Wednesday, December 16, 2009

Contest House - comparing plans

The compact size of our proposed design triggers a series of compromises. We look at the plan of the typical Swedish catalog house to see if we can gain any insight.

Part of our effort to keep the footprint of the contest house design small also limits our options. We want the living spaces to feel spacious and open, yet our experience is that running any interior room from side to side in a house actually contributes to it feeling smaller. Somehow the presence of a "space beyond" where you are, or a "space between" here and there can contribute to a home feeling perceptually larger. When a house is small this becomes an important consideration.

I've placed the plan of the Anebyhus Lygnern design above the sketch of our contest house plan. The first thing we notice is that the Swedish house is essentially a 1 story design with two bedrooms on the ground floor. Officially it is what the Swedes call a 1.5 design, or a one story house with the option for the finishing of the second floor. That option would add 3 bedrooms, a bath, and a common family room to the home effectively doubling its size. With the upstairs finished the house tops out at around 2000sqft, 33% more than our target of 1500 sqft.

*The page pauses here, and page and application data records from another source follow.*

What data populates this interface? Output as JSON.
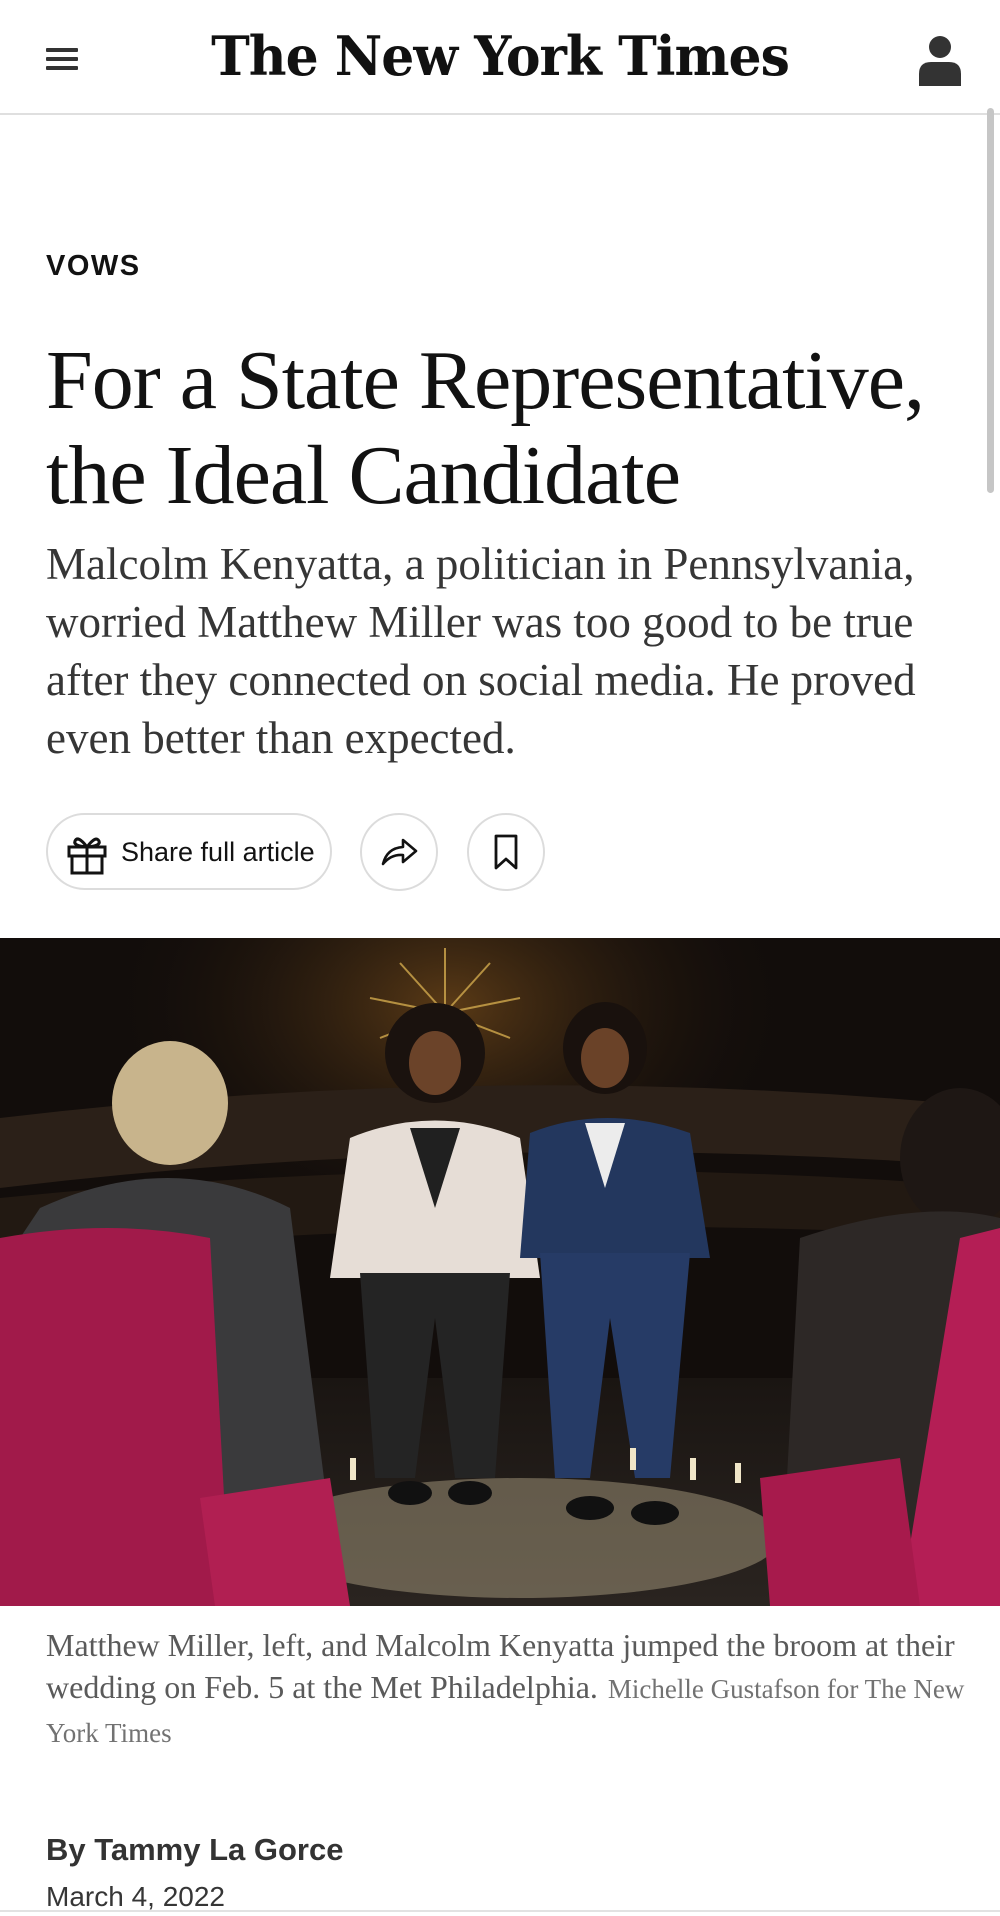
{
  "header": {
    "logo": "The New York Times",
    "menu_icon": "hamburger-menu-icon",
    "account_icon": "person-icon"
  },
  "article": {
    "kicker": "VOWS",
    "headline": "For a State Representative, the Ideal Candidate",
    "summary": "Malcolm Kenyatta, a politician in Pennsylvania, worried Matthew Miller was too good to be true after they connected on social media. He proved even better than expected.",
    "share_label": "Share full article",
    "share_icon": "gift-icon",
    "forward_icon": "share-arrow-icon",
    "bookmark_icon": "bookmark-icon",
    "caption": "Matthew Miller, left, and Malcolm Kenyatta jumped the broom at their wedding on Feb. 5 at the Met Philadelphia.",
    "credit": "Michelle Gustafson for The New York Times",
    "byline": "By Tammy La Gorce",
    "date": "March 4, 2022"
  },
  "colors": {
    "text": "#121212",
    "summary_text": "#363636",
    "caption_text": "#5a5a5a",
    "border": "#dcdcdc"
  }
}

Yet there are significant things going on in the Swedish plan that save space. Things that are considered floor plan "poison" in the US. These are not criticisms of the Swedish design, but rather highlights of different cultural expectations in the US and Sweden. First of all the master bedroom shares its bathroom with the secondary bedroom - no private master bath. Compounding this is the bathroom is also doing duty as a powder room for guests. The second bedroom is also awkwardly located right at the entry foyer. Now if the second floor was completed, all of these issues resolve - the second bedroom becomes an ideal home office. But we will still find only one shared bathroom upstairs. Yet all of this shared bathroom saves space and makes for the opportunity for a very useful utility/laundry room. This is something that we are forced to sacrifice in order to create a first floor powder room. Utilities and laundry relegated to a closet in the same space - not a flexible solution. The American expectation for a master bathroom, and the awkwardness of sending a guest upstairs to find a bathroom puts us in the difficult position to provide 2.5 baths in a compact 1500 sqft home. Yet if we can package these desires into a plan at this size we've put good value and greater market appeal into a small house.


  1. I like where I think this is going. Is that area in front of the living space like a combo mud room / office?

  2. Yes - that is the home office area to the left. Its narrow like a galley kitchen, and separated from the living area by a screen wall. This is again another compromise of the small footprint - no room for a discrete home office with a door. But this should work for all but the full time home worker. It would be quiet enough if kids were at school, but if toddlers were home, with Barney on the tv in the next room - it just would never do. That's why there is CoWorking!

  3. Oh - forgot you mentioned a Mud Room. Its not really a mud room, although you could configure a part of the length of desk there as storage cubbies for kids. On the other side of the front door is a coat closet.

    As the floor plan was developing there were schemes where I thought we could forgo the powder room, and that space was dedicated to laundry, and utilities, with a side door going outside - also would have been useful as a mud room.

    I'm going to look at loosing some of the home office length to a separate powder room at the corner of the house.

  4. Really like the openess of the floor plan, especially if you had a floating stair. Is there a separate dining area on the other side of the kitchen? If space is at a premium, might it not be better to have the kitchen accomodate a larger dining table rather than have two tables? Just my two cents, but since we almost never eat at our dining table...


  5. I think some people might elect to not have a dining table and use that entire space for living. I could also see a galley kitchen take the place of the home office, and a discrete home office taking over the space to the right. I think its good for the plan to have a bit of resiliency this way.

  6. And don't think that office comprimise is really that. I have a upstairs home office (and master suite) now, and all the other living space is on the first floor. One of my bigger problems is that I can't use my office much because the kids and dog are always downstairs and too far away to keep an ear on. Something like what you have here is far better in my case. Which seems to at last partially mirror your challenge here. The only usability thing I wouldn't like about that is the back to the action part. But I guess the work surface could be easily moved. Put a pocket door on the living room end of that divider wall, and you have a good little space there.

    Your designs always make me think & re-evalute my current living arrangments, even if I can't go for broke and go modern for a while!

  7. That's true - if you were managing little ones while you are trying to work - it would be helpful to be just on the other side of the screen wall. And it could be built out with doors for more privacy, but it will feel a bit narrow as a room.

    The design process always make me re-evaluate my living arrangements as well, and I'm similarly unable to do anything about it for now!